■ **DIRECTIONS**:
Output the entries that follow character for character. Leave every image out.

....

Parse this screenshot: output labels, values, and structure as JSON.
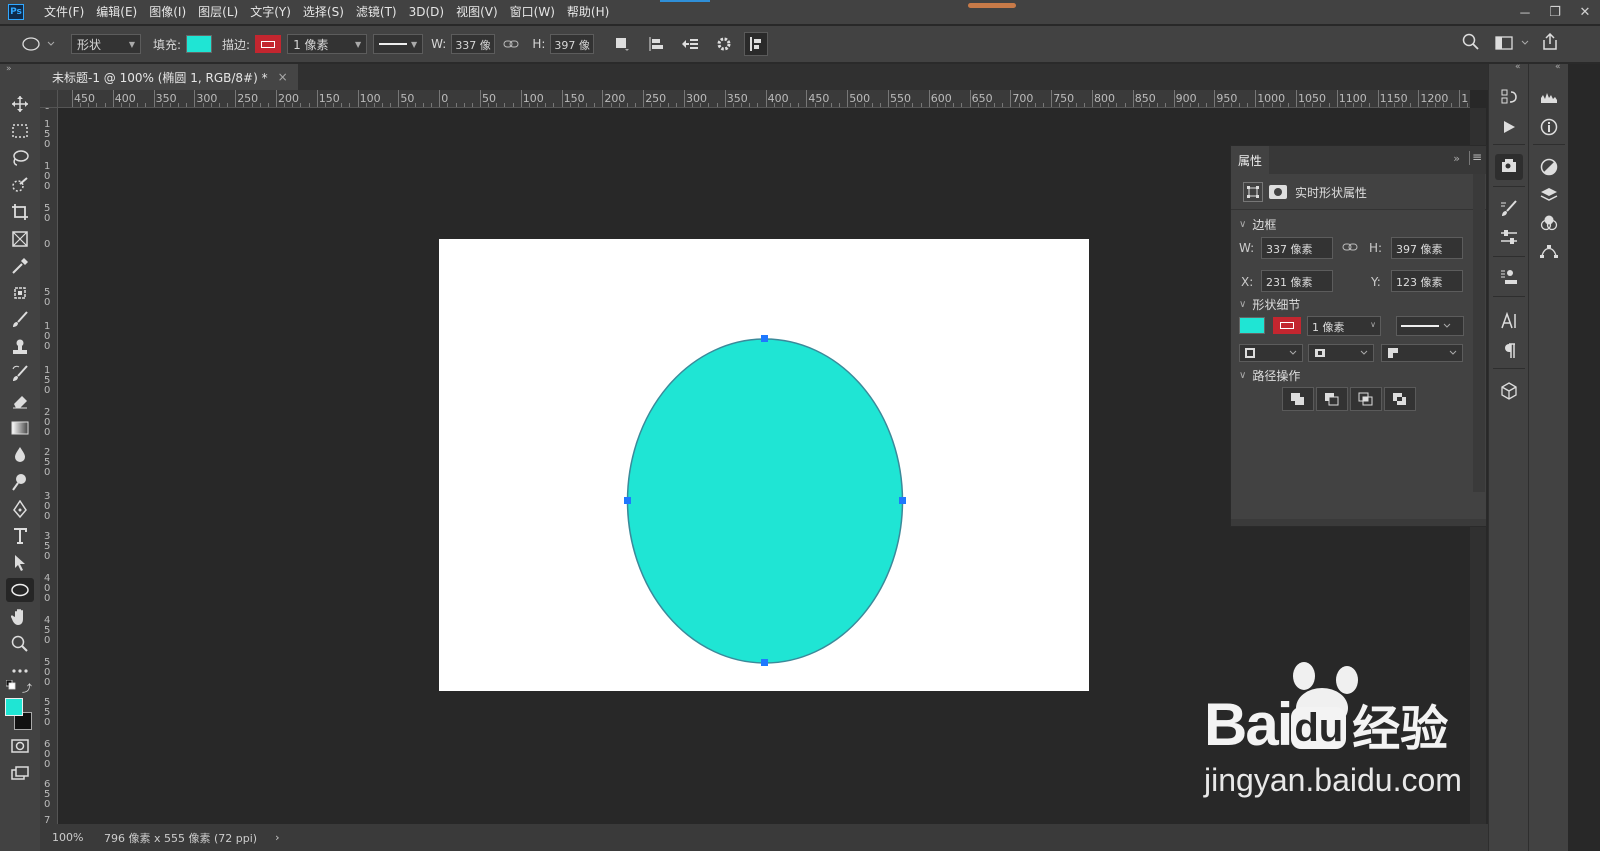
{
  "app": {
    "logo": "Ps",
    "accent": "#31a8ff"
  },
  "menu": [
    "文件(F)",
    "编辑(E)",
    "图像(I)",
    "图层(L)",
    "文字(Y)",
    "选择(S)",
    "滤镜(T)",
    "3D(D)",
    "视图(V)",
    "窗口(W)",
    "帮助(H)"
  ],
  "window_controls": {
    "minimize": "－",
    "restore": "❐",
    "close": "✕"
  },
  "options": {
    "mode": "形状",
    "fill_label": "填充:",
    "fill_color": "#1fe5d4",
    "stroke_label": "描边:",
    "stroke_color": "#c3262f",
    "stroke_width": "1 像素",
    "w_label": "W:",
    "w_value": "337 像",
    "h_label": "H:",
    "h_value": "397 像"
  },
  "document": {
    "tab_title": "未标题-1 @ 100% (椭圆 1, RGB/8#) *",
    "close": "×",
    "shape_color": "#1fe5d4",
    "shape_stroke": "#3b8a9a"
  },
  "ruler": {
    "h_labels": [
      "450",
      "400",
      "350",
      "300",
      "250",
      "200",
      "150",
      "100",
      "50",
      "0",
      "50",
      "100",
      "150",
      "200",
      "250",
      "300",
      "350",
      "400",
      "450",
      "500",
      "550",
      "600",
      "650",
      "700",
      "750",
      "800",
      "850",
      "900",
      "950",
      "1000",
      "1050",
      "1100",
      "1150",
      "1200",
      "1"
    ],
    "v_labels": [
      "0",
      "1\n5\n0",
      "1\n0\n0",
      "5\n0",
      "0",
      "5\n0",
      "1\n0\n0",
      "1\n5\n0",
      "2\n0\n0",
      "2\n5\n0",
      "3\n0\n0",
      "3\n5\n0",
      "4\n0\n0",
      "4\n5\n0",
      "5\n0\n0",
      "5\n5\n0",
      "6\n0\n0",
      "6\n5\n0",
      "7"
    ]
  },
  "status": {
    "zoom": "100%",
    "doc_size": "796 像素 x 555 像素 (72 ppi)",
    "arrow": "›"
  },
  "properties": {
    "tab": "属性",
    "live_shape": "实时形状属性",
    "section_bounds": "边框",
    "w_label": "W:",
    "w_value": "337 像素",
    "h_label": "H:",
    "h_value": "397 像素",
    "x_label": "X:",
    "x_value": "231 像素",
    "y_label": "Y:",
    "y_value": "123 像素",
    "section_shape": "形状细节",
    "stroke_width": "1 像素",
    "section_path": "路径操作"
  },
  "watermark": {
    "brand": "Bai",
    "brand2": "du",
    "cn": "经验",
    "url": "jingyan.baidu.com"
  }
}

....

■ **OUTPUT**:
Parse this screenshot: output labels, values, and structure as JSON.
{
  "app": {
    "logo": "Ps",
    "accent": "#31a8ff"
  },
  "menu": [
    "文件(F)",
    "编辑(E)",
    "图像(I)",
    "图层(L)",
    "文字(Y)",
    "选择(S)",
    "滤镜(T)",
    "3D(D)",
    "视图(V)",
    "窗口(W)",
    "帮助(H)"
  ],
  "window_controls": {
    "minimize": "－",
    "restore": "❐",
    "close": "✕"
  },
  "options": {
    "mode": "形状",
    "fill_label": "填充:",
    "fill_color": "#1fe5d4",
    "stroke_label": "描边:",
    "stroke_color": "#c3262f",
    "stroke_width": "1 像素",
    "w_label": "W:",
    "w_value": "337 像",
    "h_label": "H:",
    "h_value": "397 像"
  },
  "document": {
    "tab_title": "未标题-1 @ 100% (椭圆 1, RGB/8#) *",
    "close": "×",
    "shape_color": "#1fe5d4",
    "shape_stroke": "#3b8a9a"
  },
  "ruler": {
    "h_labels": [
      "450",
      "400",
      "350",
      "300",
      "250",
      "200",
      "150",
      "100",
      "50",
      "0",
      "50",
      "100",
      "150",
      "200",
      "250",
      "300",
      "350",
      "400",
      "450",
      "500",
      "550",
      "600",
      "650",
      "700",
      "750",
      "800",
      "850",
      "900",
      "950",
      "1000",
      "1050",
      "1100",
      "1150",
      "1200",
      "1"
    ],
    "v_labels": [
      "0",
      "1\n5\n0",
      "1\n0\n0",
      "5\n0",
      "0",
      "5\n0",
      "1\n0\n0",
      "1\n5\n0",
      "2\n0\n0",
      "2\n5\n0",
      "3\n0\n0",
      "3\n5\n0",
      "4\n0\n0",
      "4\n5\n0",
      "5\n0\n0",
      "5\n5\n0",
      "6\n0\n0",
      "6\n5\n0",
      "7"
    ]
  },
  "status": {
    "zoom": "100%",
    "doc_size": "796 像素 x 555 像素 (72 ppi)",
    "arrow": "›"
  },
  "properties": {
    "tab": "属性",
    "live_shape": "实时形状属性",
    "section_bounds": "边框",
    "w_label": "W:",
    "w_value": "337 像素",
    "h_label": "H:",
    "h_value": "397 像素",
    "x_label": "X:",
    "x_value": "231 像素",
    "y_label": "Y:",
    "y_value": "123 像素",
    "section_shape": "形状细节",
    "stroke_width": "1 像素",
    "section_path": "路径操作"
  },
  "watermark": {
    "brand": "Bai",
    "brand2": "du",
    "cn": "经验",
    "url": "jingyan.baidu.com"
  }
}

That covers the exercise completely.